== Segment start ==

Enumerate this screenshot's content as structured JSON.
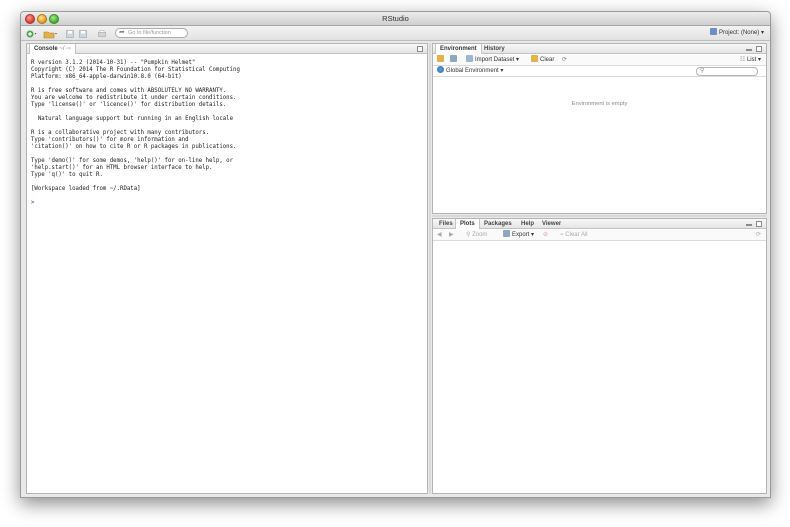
{
  "window": {
    "title": "RStudio"
  },
  "toolbar": {
    "goto_placeholder": "Go to file/function",
    "project_label": "Project: (None)"
  },
  "console": {
    "tab_label": "Console",
    "path": "~/",
    "lines": [
      "R version 3.1.2 (2014-10-31) -- \"Pumpkin Helmet\"",
      "Copyright (C) 2014 The R Foundation for Statistical Computing",
      "Platform: x86_64-apple-darwin10.8.0 (64-bit)",
      "",
      "R is free software and comes with ABSOLUTELY NO WARRANTY.",
      "You are welcome to redistribute it under certain conditions.",
      "Type 'license()' or 'licence()' for distribution details.",
      "",
      "  Natural language support but running in an English locale",
      "",
      "R is a collaborative project with many contributors.",
      "Type 'contributors()' for more information and",
      "'citation()' on how to cite R or R packages in publications.",
      "",
      "Type 'demo()' for some demos, 'help()' for on-line help, or",
      "'help.start()' for an HTML browser interface to help.",
      "Type 'q()' to quit R.",
      "",
      "[Workspace loaded from ~/.RData]",
      ""
    ],
    "prompt": ">"
  },
  "env_pane": {
    "tabs": [
      "Environment",
      "History"
    ],
    "import_label": "Import Dataset",
    "clear_label": "Clear",
    "list_label": "List",
    "scope_label": "Global Environment",
    "empty_message": "Environment is empty"
  },
  "files_pane": {
    "tabs": [
      "Files",
      "Plots",
      "Packages",
      "Help",
      "Viewer"
    ],
    "zoom_label": "Zoom",
    "export_label": "Export",
    "clear_all_label": "Clear All"
  },
  "colors": {
    "accent": "#1f4aa0",
    "window_bg": "#e9e9e9"
  }
}
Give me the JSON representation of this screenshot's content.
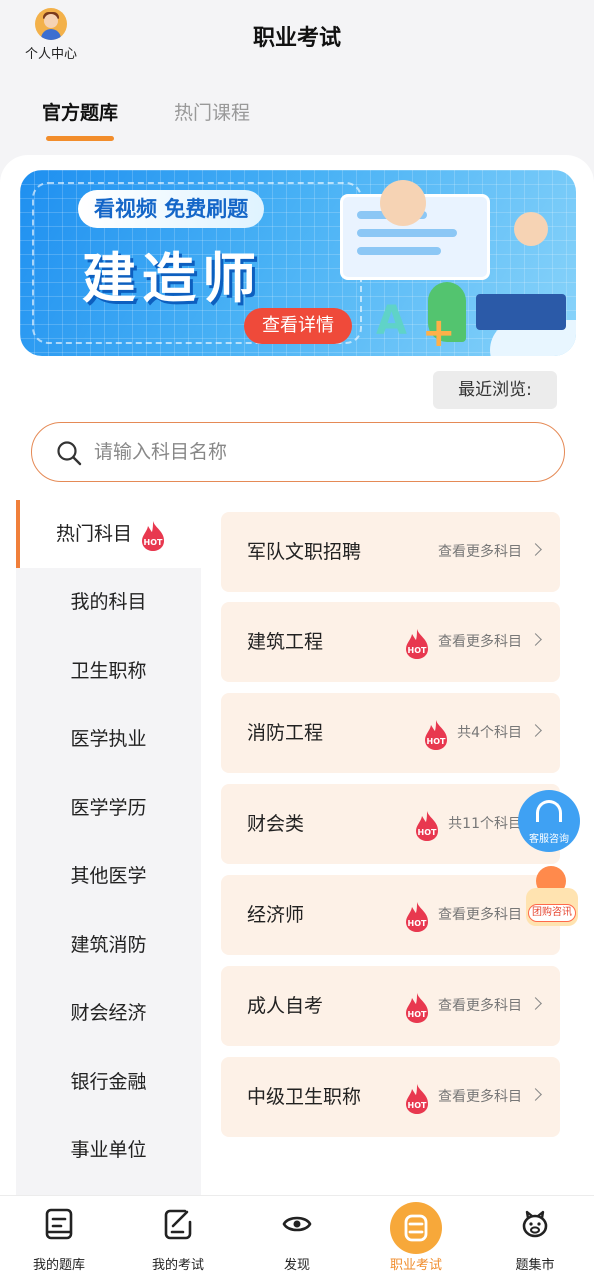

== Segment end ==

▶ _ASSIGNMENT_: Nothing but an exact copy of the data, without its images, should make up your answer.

▶ _ANSWER BELOW_:
Enumerate this screenshot's content as structured JSON.
{
  "window": {
    "title": "RStudio"
  },
  "toolbar": {
    "goto_placeholder": "Go to file/function",
    "project_label": "Project: (None)"
  },
  "console": {
    "tab_label": "Console",
    "path": "~/",
    "lines": [
      "R version 3.1.2 (2014-10-31) -- \"Pumpkin Helmet\"",
      "Copyright (C) 2014 The R Foundation for Statistical Computing",
      "Platform: x86_64-apple-darwin10.8.0 (64-bit)",
      "",
      "R is free software and comes with ABSOLUTELY NO WARRANTY.",
      "You are welcome to redistribute it under certain conditions.",
      "Type 'license()' or 'licence()' for distribution details.",
      "",
      "  Natural language support but running in an English locale",
      "",
      "R is a collaborative project with many contributors.",
      "Type 'contributors()' for more information and",
      "'citation()' on how to cite R or R packages in publications.",
      "",
      "Type 'demo()' for some demos, 'help()' for on-line help, or",
      "'help.start()' for an HTML browser interface to help.",
      "Type 'q()' to quit R.",
      "",
      "[Workspace loaded from ~/.RData]",
      ""
    ],
    "prompt": ">"
  },
  "env_pane": {
    "tabs": [
      "Environment",
      "History"
    ],
    "import_label": "Import Dataset",
    "clear_label": "Clear",
    "list_label": "List",
    "scope_label": "Global Environment",
    "empty_message": "Environment is empty"
  },
  "files_pane": {
    "tabs": [
      "Files",
      "Plots",
      "Packages",
      "Help",
      "Viewer"
    ],
    "zoom_label": "Zoom",
    "export_label": "Export",
    "clear_all_label": "Clear All"
  },
  "colors": {
    "accent": "#1f4aa0",
    "window_bg": "#e9e9e9"
  }
}
Give me the JSON representation of this screenshot's content.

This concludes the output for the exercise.